As part of the Leverhulme-funded project ‘Writing Bilingually, 1465-1700: Self-Translated Books in Italy and France’, there is one full-time, three-year PhD studentship available from 4 January 2023 at the Warburg Institute in London. The studentship covers university fees and an annual £18,000 maintenance stipend for a maximum of three years. Both home and international students are eligible to apply. The studentship carries a residency requirement and distance learning options are not available. Supervised by Dr Sara Miglietti, the student will complete a thesis examining theories and practice of self-translation in Renaissance Italy and/or France in the context of 16th-century language debates (questione della lingua). Funding is available for research-related travel during the studentship. The student will also participate in other activities attached to the research project, including three international conferences, and will collaborate with the rest of the team on the production of key research outputs (an online database, an annotated catalogue of printed self-translations, and an anthology of primary sources in translation).

Ideally, applicants will have a prior knowledge of either Latin, Italian, or French, and a commitment to gain a reading knowledge of all three during their studies (advanced training in any of these languages will be offered free of charge at the Warburg Institute). A prior demonstrable interest in Renaissance translation and/or language debates will be an advantage. A good BA degree and a masters degree in history, modern languages, or a relevant related discipline are required. Candidates whose first language is not English, or whose first language is English but are not a national of the UK, Ireland or a majority English-speaking country as defined by the UK Home Office, must meet the language requirements set by the University of London.

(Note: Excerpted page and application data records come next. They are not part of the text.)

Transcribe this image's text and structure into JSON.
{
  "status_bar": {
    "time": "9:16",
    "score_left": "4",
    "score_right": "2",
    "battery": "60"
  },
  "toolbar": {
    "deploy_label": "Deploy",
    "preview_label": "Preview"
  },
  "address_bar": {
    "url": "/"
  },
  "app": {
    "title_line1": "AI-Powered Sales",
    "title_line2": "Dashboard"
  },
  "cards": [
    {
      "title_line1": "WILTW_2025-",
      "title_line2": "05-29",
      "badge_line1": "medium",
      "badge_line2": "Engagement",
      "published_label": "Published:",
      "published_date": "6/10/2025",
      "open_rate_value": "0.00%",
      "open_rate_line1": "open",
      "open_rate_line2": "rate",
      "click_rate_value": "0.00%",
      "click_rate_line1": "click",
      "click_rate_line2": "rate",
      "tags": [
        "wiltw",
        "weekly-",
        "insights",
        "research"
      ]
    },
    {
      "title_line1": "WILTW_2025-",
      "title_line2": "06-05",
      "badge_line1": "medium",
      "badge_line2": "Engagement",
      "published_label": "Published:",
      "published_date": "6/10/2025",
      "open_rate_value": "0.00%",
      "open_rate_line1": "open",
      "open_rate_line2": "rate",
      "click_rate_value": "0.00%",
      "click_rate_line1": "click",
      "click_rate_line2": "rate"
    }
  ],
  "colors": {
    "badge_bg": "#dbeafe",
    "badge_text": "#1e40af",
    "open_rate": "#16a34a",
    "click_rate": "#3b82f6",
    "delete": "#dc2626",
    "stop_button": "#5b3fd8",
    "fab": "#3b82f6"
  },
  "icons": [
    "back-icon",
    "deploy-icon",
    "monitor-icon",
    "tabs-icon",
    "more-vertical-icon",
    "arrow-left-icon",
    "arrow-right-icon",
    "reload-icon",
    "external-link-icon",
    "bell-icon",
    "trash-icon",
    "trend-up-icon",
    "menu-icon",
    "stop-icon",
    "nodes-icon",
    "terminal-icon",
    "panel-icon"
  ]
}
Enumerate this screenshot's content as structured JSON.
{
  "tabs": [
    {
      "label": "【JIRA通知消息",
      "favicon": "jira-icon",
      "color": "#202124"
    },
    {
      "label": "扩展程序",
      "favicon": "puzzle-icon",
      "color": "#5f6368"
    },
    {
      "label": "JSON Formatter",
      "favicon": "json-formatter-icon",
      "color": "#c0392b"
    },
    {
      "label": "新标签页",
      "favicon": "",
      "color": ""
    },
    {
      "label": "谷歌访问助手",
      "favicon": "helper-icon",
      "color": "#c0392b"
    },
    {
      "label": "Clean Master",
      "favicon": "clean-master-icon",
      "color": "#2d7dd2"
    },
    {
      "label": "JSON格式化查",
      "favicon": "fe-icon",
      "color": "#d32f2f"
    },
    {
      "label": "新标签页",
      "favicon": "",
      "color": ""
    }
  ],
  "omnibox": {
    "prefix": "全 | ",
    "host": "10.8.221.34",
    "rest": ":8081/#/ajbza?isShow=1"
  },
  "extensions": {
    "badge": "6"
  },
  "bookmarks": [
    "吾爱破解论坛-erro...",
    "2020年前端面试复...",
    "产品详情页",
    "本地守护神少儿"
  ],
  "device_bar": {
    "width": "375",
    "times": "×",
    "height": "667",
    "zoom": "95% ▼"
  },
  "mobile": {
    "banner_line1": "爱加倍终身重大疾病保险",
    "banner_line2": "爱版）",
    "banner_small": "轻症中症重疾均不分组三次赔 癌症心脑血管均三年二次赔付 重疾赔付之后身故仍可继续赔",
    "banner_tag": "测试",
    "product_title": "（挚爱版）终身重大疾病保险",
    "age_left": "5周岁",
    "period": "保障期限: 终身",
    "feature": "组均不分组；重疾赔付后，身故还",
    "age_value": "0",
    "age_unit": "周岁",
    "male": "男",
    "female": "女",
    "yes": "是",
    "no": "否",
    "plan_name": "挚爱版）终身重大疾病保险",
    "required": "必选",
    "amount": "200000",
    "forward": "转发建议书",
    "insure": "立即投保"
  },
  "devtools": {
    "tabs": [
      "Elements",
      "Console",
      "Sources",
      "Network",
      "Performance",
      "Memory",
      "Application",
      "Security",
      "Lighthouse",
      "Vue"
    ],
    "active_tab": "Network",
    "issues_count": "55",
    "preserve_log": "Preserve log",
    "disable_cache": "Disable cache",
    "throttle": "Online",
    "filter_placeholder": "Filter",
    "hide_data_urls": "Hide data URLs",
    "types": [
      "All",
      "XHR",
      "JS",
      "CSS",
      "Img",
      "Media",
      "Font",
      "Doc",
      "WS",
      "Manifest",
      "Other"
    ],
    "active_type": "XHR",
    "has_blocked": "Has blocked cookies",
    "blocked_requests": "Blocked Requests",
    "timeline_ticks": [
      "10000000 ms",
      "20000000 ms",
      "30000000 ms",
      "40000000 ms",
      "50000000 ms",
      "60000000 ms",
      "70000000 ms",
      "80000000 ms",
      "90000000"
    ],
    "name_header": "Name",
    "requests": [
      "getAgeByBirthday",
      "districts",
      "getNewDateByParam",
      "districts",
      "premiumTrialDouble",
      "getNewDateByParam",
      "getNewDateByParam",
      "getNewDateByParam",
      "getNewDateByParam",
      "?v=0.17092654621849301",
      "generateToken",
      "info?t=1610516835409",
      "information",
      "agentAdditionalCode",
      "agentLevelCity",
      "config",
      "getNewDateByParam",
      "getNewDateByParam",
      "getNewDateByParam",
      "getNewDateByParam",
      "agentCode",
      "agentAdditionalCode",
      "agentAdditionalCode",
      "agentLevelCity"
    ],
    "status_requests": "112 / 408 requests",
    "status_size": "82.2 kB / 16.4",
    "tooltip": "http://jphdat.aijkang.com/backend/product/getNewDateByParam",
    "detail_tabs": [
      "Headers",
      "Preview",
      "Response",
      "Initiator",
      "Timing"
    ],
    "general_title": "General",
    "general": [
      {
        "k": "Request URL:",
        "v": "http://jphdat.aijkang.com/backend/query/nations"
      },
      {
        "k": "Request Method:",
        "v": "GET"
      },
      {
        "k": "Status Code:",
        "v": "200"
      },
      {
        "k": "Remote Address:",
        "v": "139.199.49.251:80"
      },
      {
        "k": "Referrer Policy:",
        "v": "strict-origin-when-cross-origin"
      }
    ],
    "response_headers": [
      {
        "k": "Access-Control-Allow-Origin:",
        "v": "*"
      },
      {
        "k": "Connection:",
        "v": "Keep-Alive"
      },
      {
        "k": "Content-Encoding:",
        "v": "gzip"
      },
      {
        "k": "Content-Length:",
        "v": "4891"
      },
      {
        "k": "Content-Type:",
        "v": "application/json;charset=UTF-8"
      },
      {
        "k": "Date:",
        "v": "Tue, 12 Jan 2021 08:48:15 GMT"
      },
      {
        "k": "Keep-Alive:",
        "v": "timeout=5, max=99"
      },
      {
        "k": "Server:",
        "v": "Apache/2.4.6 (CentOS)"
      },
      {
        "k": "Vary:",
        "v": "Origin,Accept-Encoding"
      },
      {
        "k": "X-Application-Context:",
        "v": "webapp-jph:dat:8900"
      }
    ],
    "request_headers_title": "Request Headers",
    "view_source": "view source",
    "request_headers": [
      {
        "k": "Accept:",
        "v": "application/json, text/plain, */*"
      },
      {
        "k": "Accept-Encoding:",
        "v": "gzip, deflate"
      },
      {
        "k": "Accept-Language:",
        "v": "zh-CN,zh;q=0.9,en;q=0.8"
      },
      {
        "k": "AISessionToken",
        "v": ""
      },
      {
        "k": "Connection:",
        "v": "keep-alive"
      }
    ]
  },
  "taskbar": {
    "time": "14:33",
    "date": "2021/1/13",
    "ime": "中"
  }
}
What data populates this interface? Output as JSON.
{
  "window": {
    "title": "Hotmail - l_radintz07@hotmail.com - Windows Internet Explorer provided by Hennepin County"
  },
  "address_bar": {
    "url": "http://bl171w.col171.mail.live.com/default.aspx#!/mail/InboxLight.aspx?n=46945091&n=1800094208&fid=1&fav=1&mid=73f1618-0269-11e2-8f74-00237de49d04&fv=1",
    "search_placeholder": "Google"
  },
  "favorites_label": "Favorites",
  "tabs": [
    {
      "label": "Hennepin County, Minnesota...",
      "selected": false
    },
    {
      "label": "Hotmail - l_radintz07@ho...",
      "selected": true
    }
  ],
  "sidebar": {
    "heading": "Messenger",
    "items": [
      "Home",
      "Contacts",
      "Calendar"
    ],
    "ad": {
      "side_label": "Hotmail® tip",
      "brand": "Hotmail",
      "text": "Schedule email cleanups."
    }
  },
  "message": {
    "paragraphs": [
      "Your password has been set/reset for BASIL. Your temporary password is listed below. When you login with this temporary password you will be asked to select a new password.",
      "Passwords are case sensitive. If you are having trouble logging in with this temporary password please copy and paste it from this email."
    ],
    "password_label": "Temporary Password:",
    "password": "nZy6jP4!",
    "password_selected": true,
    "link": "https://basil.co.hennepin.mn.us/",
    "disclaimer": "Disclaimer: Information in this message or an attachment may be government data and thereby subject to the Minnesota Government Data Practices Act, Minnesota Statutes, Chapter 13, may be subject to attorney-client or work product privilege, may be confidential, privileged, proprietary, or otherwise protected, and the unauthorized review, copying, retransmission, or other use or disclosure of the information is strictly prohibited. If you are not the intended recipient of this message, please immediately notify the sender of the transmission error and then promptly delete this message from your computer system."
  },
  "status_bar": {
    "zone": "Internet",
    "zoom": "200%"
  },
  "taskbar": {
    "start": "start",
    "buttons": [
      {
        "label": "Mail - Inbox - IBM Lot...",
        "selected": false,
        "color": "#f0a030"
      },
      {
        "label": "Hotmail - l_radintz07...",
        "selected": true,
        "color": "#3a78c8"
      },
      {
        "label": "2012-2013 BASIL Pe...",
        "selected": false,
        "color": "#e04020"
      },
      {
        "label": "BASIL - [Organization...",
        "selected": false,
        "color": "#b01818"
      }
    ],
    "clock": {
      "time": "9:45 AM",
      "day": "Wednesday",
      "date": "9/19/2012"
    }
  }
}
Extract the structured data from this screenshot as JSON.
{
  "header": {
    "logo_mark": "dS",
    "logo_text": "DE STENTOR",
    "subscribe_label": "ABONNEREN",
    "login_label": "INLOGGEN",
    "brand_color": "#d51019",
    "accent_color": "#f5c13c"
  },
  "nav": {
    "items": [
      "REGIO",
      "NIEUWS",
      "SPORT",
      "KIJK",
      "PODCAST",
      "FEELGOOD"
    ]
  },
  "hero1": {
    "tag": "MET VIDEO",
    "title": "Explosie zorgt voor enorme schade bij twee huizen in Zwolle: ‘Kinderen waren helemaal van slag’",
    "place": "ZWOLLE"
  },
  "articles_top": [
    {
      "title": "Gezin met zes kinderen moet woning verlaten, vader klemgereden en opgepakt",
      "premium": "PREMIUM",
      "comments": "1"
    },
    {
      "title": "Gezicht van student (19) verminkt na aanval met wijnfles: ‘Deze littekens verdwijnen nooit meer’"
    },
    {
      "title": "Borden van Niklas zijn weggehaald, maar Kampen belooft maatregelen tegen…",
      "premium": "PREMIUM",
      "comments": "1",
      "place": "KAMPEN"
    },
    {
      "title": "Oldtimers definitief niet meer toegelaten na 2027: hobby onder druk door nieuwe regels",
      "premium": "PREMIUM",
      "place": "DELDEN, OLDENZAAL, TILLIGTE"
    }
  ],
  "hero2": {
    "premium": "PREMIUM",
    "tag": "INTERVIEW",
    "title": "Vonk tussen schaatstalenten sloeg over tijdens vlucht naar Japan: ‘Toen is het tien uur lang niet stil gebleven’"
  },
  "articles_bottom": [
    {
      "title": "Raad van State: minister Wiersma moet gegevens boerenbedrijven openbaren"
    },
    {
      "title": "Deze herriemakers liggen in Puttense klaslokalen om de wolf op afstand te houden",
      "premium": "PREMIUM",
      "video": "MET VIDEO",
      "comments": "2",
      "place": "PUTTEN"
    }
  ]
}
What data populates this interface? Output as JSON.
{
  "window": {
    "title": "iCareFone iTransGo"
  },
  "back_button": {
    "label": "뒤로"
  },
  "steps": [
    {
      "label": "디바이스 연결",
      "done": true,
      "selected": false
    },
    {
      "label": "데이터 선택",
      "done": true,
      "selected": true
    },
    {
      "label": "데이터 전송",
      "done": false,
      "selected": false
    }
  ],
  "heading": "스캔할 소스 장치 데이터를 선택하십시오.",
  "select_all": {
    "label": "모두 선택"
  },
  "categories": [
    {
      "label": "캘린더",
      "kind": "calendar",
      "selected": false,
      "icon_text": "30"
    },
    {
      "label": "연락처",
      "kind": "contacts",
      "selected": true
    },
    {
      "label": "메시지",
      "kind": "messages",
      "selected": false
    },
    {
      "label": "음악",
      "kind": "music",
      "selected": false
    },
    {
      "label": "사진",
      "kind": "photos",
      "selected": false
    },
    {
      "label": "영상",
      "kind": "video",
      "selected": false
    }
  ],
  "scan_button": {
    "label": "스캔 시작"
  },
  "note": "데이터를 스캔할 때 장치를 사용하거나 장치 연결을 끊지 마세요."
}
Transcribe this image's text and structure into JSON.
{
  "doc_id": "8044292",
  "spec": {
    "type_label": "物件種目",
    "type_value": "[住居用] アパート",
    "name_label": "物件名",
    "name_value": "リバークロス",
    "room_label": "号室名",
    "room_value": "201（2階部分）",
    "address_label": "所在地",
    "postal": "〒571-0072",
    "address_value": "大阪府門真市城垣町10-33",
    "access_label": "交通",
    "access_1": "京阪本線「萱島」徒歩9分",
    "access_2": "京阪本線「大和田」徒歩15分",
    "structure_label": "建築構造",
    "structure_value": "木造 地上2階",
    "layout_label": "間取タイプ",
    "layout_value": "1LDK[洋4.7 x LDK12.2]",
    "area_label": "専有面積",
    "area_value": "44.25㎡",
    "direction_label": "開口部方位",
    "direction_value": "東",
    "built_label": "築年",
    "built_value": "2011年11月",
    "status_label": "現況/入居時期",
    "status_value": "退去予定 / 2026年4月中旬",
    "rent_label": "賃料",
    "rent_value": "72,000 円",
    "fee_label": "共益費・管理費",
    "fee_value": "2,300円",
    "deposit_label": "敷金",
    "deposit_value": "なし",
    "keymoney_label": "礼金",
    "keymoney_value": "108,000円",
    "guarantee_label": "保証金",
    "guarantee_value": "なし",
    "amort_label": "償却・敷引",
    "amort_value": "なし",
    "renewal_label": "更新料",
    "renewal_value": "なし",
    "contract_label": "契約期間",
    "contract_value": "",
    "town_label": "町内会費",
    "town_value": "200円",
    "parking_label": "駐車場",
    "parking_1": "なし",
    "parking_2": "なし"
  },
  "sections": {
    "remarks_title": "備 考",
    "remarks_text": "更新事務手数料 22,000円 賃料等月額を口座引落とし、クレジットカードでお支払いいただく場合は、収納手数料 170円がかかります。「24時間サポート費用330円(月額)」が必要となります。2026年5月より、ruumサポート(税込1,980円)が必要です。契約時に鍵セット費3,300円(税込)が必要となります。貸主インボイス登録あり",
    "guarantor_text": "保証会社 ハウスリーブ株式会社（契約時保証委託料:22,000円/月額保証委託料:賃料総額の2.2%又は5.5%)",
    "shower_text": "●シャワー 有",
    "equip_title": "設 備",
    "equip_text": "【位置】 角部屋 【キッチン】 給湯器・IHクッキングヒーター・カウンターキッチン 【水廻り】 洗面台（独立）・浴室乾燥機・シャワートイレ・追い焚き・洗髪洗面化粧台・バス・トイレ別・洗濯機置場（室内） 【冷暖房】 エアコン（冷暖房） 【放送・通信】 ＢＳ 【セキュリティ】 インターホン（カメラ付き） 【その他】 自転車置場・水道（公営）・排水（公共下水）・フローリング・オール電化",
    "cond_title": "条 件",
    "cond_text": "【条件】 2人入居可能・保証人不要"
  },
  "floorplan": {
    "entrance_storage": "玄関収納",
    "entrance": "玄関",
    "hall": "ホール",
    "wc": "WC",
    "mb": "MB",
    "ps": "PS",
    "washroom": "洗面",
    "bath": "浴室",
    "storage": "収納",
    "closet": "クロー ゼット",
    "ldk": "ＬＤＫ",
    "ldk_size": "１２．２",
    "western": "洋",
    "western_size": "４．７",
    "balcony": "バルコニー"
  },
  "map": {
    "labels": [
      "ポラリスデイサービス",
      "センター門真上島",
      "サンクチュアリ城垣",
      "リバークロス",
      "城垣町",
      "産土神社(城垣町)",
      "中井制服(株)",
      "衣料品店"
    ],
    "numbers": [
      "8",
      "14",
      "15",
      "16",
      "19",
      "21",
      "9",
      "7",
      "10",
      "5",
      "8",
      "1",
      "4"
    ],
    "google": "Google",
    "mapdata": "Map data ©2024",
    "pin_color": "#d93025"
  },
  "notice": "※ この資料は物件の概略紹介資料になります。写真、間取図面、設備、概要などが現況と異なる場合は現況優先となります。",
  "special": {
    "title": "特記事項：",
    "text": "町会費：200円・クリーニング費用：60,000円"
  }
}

At the Warburg Institute, the student will benefit from a uniquely supportive environment for the study of Renaissance culture. The Institute’s collections, including its famous library, will enable them to fully develop the comparative and interdisciplinary aspects of their research. They will benefit from a wide range of complementary research training, including palaeography and language courses, modules on historical methodology, reading groups, and research seminars. They will gain valuable transferable skills for a career in academia or in other sectors, including an ability to work with foreign languages at an advanced level, bibliographic skills (useful for a career in the heritage sector or auction houses), and team-working and presentation skills. The Institute is part of London’s School of Advanced Study, the UK’s premier centre for research in the Humanities, and the student will have full access to the School’s resources throughout their studies.

The selection process will take place in three stages:

1) Applicants should initially submit their CV, a short research proposal, and a brief personal statement at this link. The deadline for initial applications is 5pm on 24 October 2022.

2) Suitable candidates will be invited to submit a full application via the School of Advanced Study’s electronic portal. Full applications must be received by 5pm on 31 October 2022. Applicants are advised to familiarise themselves beforehand with the documentation required, which includes a longer research proposal, degree transcripts, and two reference letters. Note that the non-refundable application fee of £50 will be waived in this case.

3) Interviews will take place on Zoom at the beginning of November. Any enquiries should be directed to Dr Sara Miglietti (